Cryogenic Liquid Flow
For the most part, civil and mechanical engineers deal with the fluid flow that conforms to the rules professed by Bernoulli regarding the steady flow of a continuous stream of fluid. The fluid is typically either all vapor or all liquid. An engineer with cryogenic experience evaluates fluid flow in a cryogenic piping system very differently.
Liquid fluids such as oil or water passing through a pipe or channel usually remain liquid throughout their journey. The pressure and temperature do not vary enough with normal liquids to change the fluid state. On the other hand, the cryogenic engineer must constantly deal with a fluid stream that is both vapor and liquid, with constantly changing proportions of each. They must deal with a fluid that is saturated and constantly on the verge of boiling. A slight change in pressure or heat influx will cause the liquid to boil until it reaches its new saturated condition within a slightly different environment. For example, liquid nitrogen stored within a bulk tank at 45 psig will boil until its saturation reaches 45 psig. It then becomes stable within the tank. As it enters a piping system where frictional losses reduce the pressure (pressure drop) as it travels along, it becomes unstable and boils again.
A typical problem for a cryogenic engineer is the sizing of a piping system for a needed flow rate of a cryogen. The cryogenic engineer must consider the two-phase condition of the fluid in the piping system because two-phase flow dramatically affects the mass flow rate. Any point of flow restriction, such as a fitting, orifice, elevation change, or rough bore pipe, will cause a pressure drop. Any heat influx into the cryogen through the pipe will also cause a two-phase flow since the higher-temperature cryogen will boil at a constant pressure. Two-phase flow is unavoidable in a cryogenic piping system. It can only be minimized.
Two-phase fluid substantially reduces cryogenic system flow. Flow reduction can be estimated mathematically once the total system pressure drop and heat leakage are known. A two-phase flow condition has a lower density than a pure liquid, resulting in a lower delivered mass flow rate.
There are three kinds of two-phase flow:
- A relatively homogeneous mixture of vapor bubbles and liquid. This condition can exist without a dramatic reduction in mass flow, although some equipment may not respond favorably to a vapor/liquid mixture.
- “Slug” flow, consisting of alternating sections of pure vapor and pure liquid. This condition results in a significant mass flow rate reduction and can damage piping and equipment due to dynamic loading and vibration.

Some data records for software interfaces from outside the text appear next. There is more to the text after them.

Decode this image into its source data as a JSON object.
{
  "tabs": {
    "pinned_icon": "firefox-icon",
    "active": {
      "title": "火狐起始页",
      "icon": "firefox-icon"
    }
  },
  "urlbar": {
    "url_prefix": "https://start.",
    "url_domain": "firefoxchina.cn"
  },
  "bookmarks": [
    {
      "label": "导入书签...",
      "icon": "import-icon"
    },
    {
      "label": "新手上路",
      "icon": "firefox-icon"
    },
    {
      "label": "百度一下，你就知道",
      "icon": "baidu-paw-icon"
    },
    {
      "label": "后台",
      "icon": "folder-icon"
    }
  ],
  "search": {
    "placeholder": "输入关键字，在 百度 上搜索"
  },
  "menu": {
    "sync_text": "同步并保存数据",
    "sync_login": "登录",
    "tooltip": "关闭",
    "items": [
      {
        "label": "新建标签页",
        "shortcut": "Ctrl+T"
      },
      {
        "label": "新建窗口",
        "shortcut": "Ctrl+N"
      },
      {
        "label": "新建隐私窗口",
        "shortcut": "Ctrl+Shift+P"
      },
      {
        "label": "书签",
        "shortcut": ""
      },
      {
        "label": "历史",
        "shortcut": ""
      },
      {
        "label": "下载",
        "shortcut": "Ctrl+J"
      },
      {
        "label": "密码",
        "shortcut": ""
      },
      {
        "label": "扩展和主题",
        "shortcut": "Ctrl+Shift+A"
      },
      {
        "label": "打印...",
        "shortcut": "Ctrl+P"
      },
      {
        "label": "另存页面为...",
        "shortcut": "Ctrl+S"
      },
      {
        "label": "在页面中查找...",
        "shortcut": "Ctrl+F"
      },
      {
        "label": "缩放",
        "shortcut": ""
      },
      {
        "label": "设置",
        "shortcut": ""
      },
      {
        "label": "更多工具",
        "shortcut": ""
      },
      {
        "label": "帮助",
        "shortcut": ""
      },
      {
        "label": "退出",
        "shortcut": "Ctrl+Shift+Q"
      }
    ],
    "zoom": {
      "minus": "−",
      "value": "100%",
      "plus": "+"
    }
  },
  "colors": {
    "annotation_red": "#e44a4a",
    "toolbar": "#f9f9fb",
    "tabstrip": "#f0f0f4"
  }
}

- Annular flow is where the liquid moves along an annular region adjacent to the pipe wall, and the vapor flows through the center of the pipe. The vapor moves at a much higher velocity through the center of the pipe, while the liquid moves at a slower velocity along the walls. This condition results in a very low mass flow rate, rendering a piping system virtually ineffective.
Two-Phase Cryogenic Fluid Flow Through Pipe
Technifab’s experience has been that any cryogenic piping system with a pressure drop more significant than 10 psig (.7 bar) from the bulk tank to the end use point will not achieve flow rates predicted by standard hydraulic flow rate calculations. These conditions require a more thorough analysis of the two-phase flow and must account for the pressure drop and heat leak to prevent surprises in reduced flow when the piping system becomes operational.
Several ways are used to reduce two-phase flow. They fall into two major categories, improving the system performance and venting or separating the vapor from the liquid.